By Nidal al-Mughrabi
GAZA (Reuters) - At last, Nael Zeyara has a steady job in construction, thanks to the smuggling of cement through Gaza's network of tunnels to Egypt, an underground supply line that boosts the Israeli-blockaded enclave and creates jobs.
Zeyara, 30, has been out of work for four years.
"I lead a tough life with a wife and four children in a rented house," Zeyara told Reuters as he worked.
"Six or seven months ago I got my job back when supplies began to flow again," he said. Zeyara earns about $19 a day.
Thanks to hundreds of tunnels in the sandy soil of the border zone, a construction boom has buoyed Gaza's otherwise crippled economy, according to a United Nations report.
Israel only allows construction materials into Gaza for the use of international relief agencies, including the building of houses and schools. It has recently permitted the import of limited quantities to rebuild some factories destroyed in its largest military offensive in Gaza, in 2009.
The U.N. report said that in an economy severely depressed for most of the past decade developments in the first half of 2011 provided some marginal relief.
"Employment jumped by more than 47,000 jobs in first-half 2011, or 24.7 percent, to an estimated 237,475. The broad unemployment rate declined to 32.9 percent from 45.2 percent in second-half 2010," the report said.
TUNNELS OUTSTRIP OVERLAND SUPPLY
Gazans say the tunnels have enabled them to bring in all of their needs "from the needle to the rocket."
The underground business continues to flourish, undeterred by dozens of deaths from Israeli air strikes or cave-ins, and now far outstrips overland imports from Israel that enter Gaza via carefully supervised official crossing points.
"Despite the easing of restrictions on the Israeli-imposed blockade, tight controls of the crossings from Israel into Gaza are a significant factor behind the growth in the tunnel economy," said Chris Gunness, spokesman for the United Nations Relief and Works Agency for Palestinians (UNRWA).
U.N. estimates for the import of building materials in September show that 46,500 tonnes of aggregate arrived via the Kerem Shalom crossing from Israel into Gaza, whereas 90,000 tonnes came through the tunnels.
Some 9,195 tonnes of cement came through Kerem Shalom, against 90,000 through the tunnels.
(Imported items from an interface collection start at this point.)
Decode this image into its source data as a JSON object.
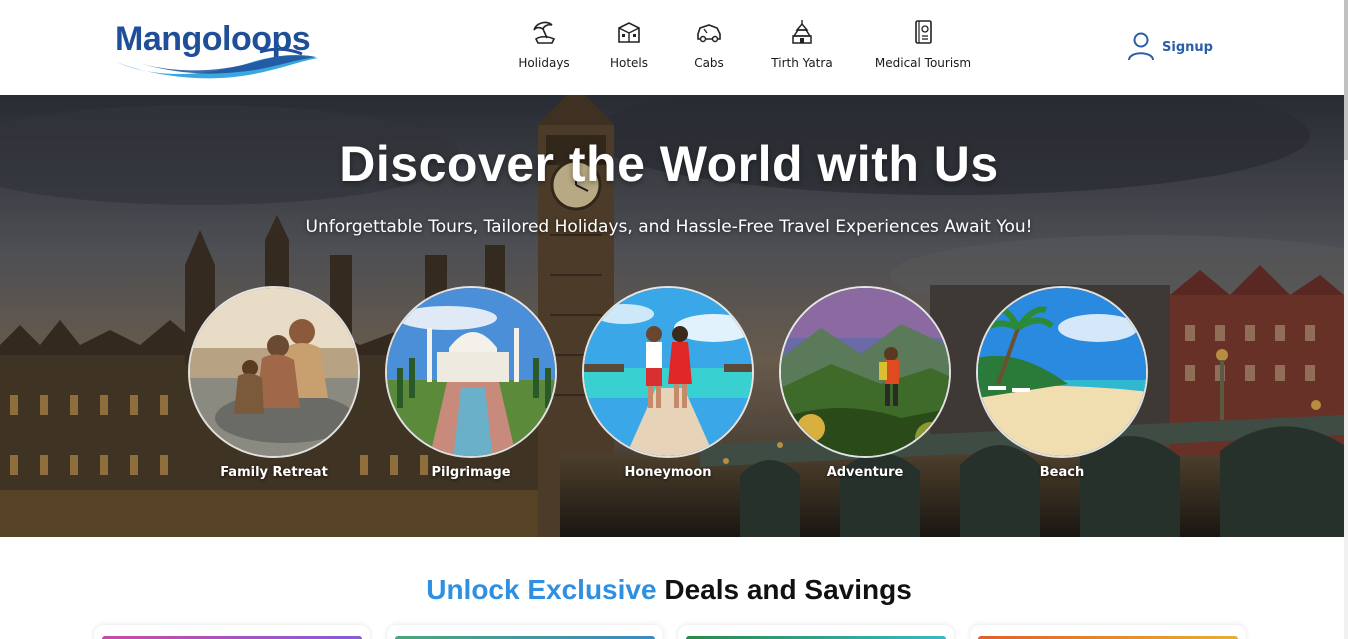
{
  "brand": {
    "name": "Mangoloops",
    "color": "#1f4f99"
  },
  "nav": {
    "items": [
      {
        "label": "Holidays",
        "icon": "umbrella-icon"
      },
      {
        "label": "Hotels",
        "icon": "hotel-icon"
      },
      {
        "label": "Cabs",
        "icon": "car-icon"
      },
      {
        "label": "Tirth Yatra",
        "icon": "temple-icon"
      },
      {
        "label": "Medical Tourism",
        "icon": "medical-passport-icon"
      }
    ]
  },
  "account": {
    "signup_label": "Signup",
    "icon": "user-icon"
  },
  "hero": {
    "title": "Discover the World with Us",
    "subtitle": "Unforgettable Tours, Tailored Holidays, and Hassle-Free Travel Experiences Await You!",
    "categories": [
      {
        "label": "Family Retreat"
      },
      {
        "label": "Pilgrimage"
      },
      {
        "label": "Honeymoon"
      },
      {
        "label": "Adventure"
      },
      {
        "label": "Beach"
      }
    ]
  },
  "deals": {
    "heading_accent": "Unlock Exclusive",
    "heading_rest": " Deals and Savings"
  },
  "colors": {
    "accent": "#2f8fe0",
    "signup": "#2a5fa8"
  }
}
For steel rods, 1,418 tonnes transited Kerem Shalom versus 15,000 via the underground route.
UNRWA says Gaza's jobless rate is still one of the most severe in the world and a "reversal of deepening poverty and aid dependency among ordinary people in Gaza is unlikely."
About 1.7 million Palestinians are estimated to live in the narrow coastal enclave, a strip of land along the Mediterranean Sea between southern Israel and Egypt's Sinai border.
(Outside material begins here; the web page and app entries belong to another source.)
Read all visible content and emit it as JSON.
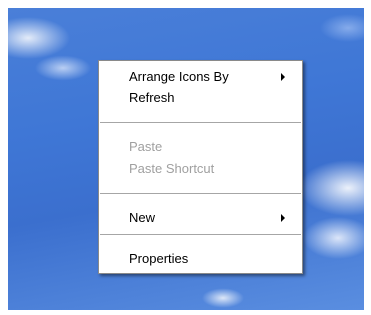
{
  "context_menu": {
    "items": [
      {
        "label": "Arrange Icons By",
        "enabled": true,
        "submenu": true
      },
      {
        "label": "Refresh",
        "enabled": true,
        "submenu": false
      },
      {
        "label": "Paste",
        "enabled": false,
        "submenu": false
      },
      {
        "label": "Paste Shortcut",
        "enabled": false,
        "submenu": false
      },
      {
        "label": "New",
        "enabled": true,
        "submenu": true
      },
      {
        "label": "Properties",
        "enabled": true,
        "submenu": false
      }
    ]
  },
  "colors": {
    "desktop_blue": "#3f77d6",
    "menu_background": "#ffffff",
    "disabled_text": "#a0a0a0",
    "separator": "#a6a6a6"
  }
}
It is controlled by the Islamist movement Hamas, which is considered a terrorist organization by Israel and the West.
The Hamas administration says many factories that had closed doors in 2007, when Israel tightened its blockade after Hamas seized Gaza from forces loyal to President Mahmoud Abbas, have now re-opened and re-hired their employees.
"The more building increases, the bigger the number of people who will join the labor force," said contractor Majed Sabra, supervising at team of 10 at a construction site.
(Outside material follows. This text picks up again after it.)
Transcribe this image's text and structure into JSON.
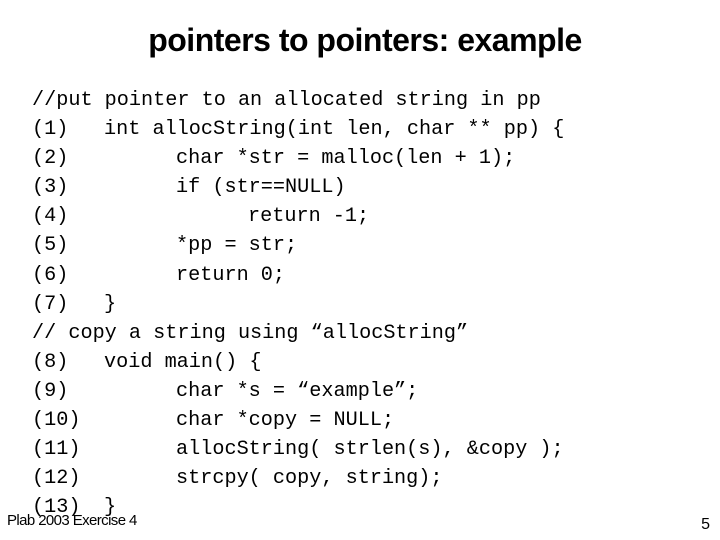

Israel restricts the import by Gaza of construction materials such as cement and steel, which it says could be used for military purposes by Gaza's armed factions.
Hamas and Islamic Jihad have used the tunnels to import rockets which are fired sporadically into Israel.
Nevertheless, construction seems to be going on in every street. New roads have been paved, others are under construction and modest shopping malls have been inaugurated using private and Hamas money.
UNRWA acknowledges Gaza's "expanded activity due to the tunnel economy" but says the situation of about half a million Palestinian refugees in the territory remains a concern.
UN and Palestinian officials say Gaza will not see real progress without freedom to export. Israel allows limited exports from Gaza at the peak season for cut flowers and strawberries, shipped fresh to Europe.
The flow of building materials also has a social impact.
"I have built some houses for people whose marriages had been delayed because they could not build a house or expand the building at their family home," said Sabra, 42.
Hussam Breika, a businessman, he and his brothers were building a large home to unite them all under one roof, as Gazans traditionally live.
"Right now, each brother lives in a different area of Gaza. A family house is different. Family ties get stronger," said Breika, who imports food products and soft drinks via Israel.
(Reporting by Nidal Almughrabi; Editing by Alistair Lyon)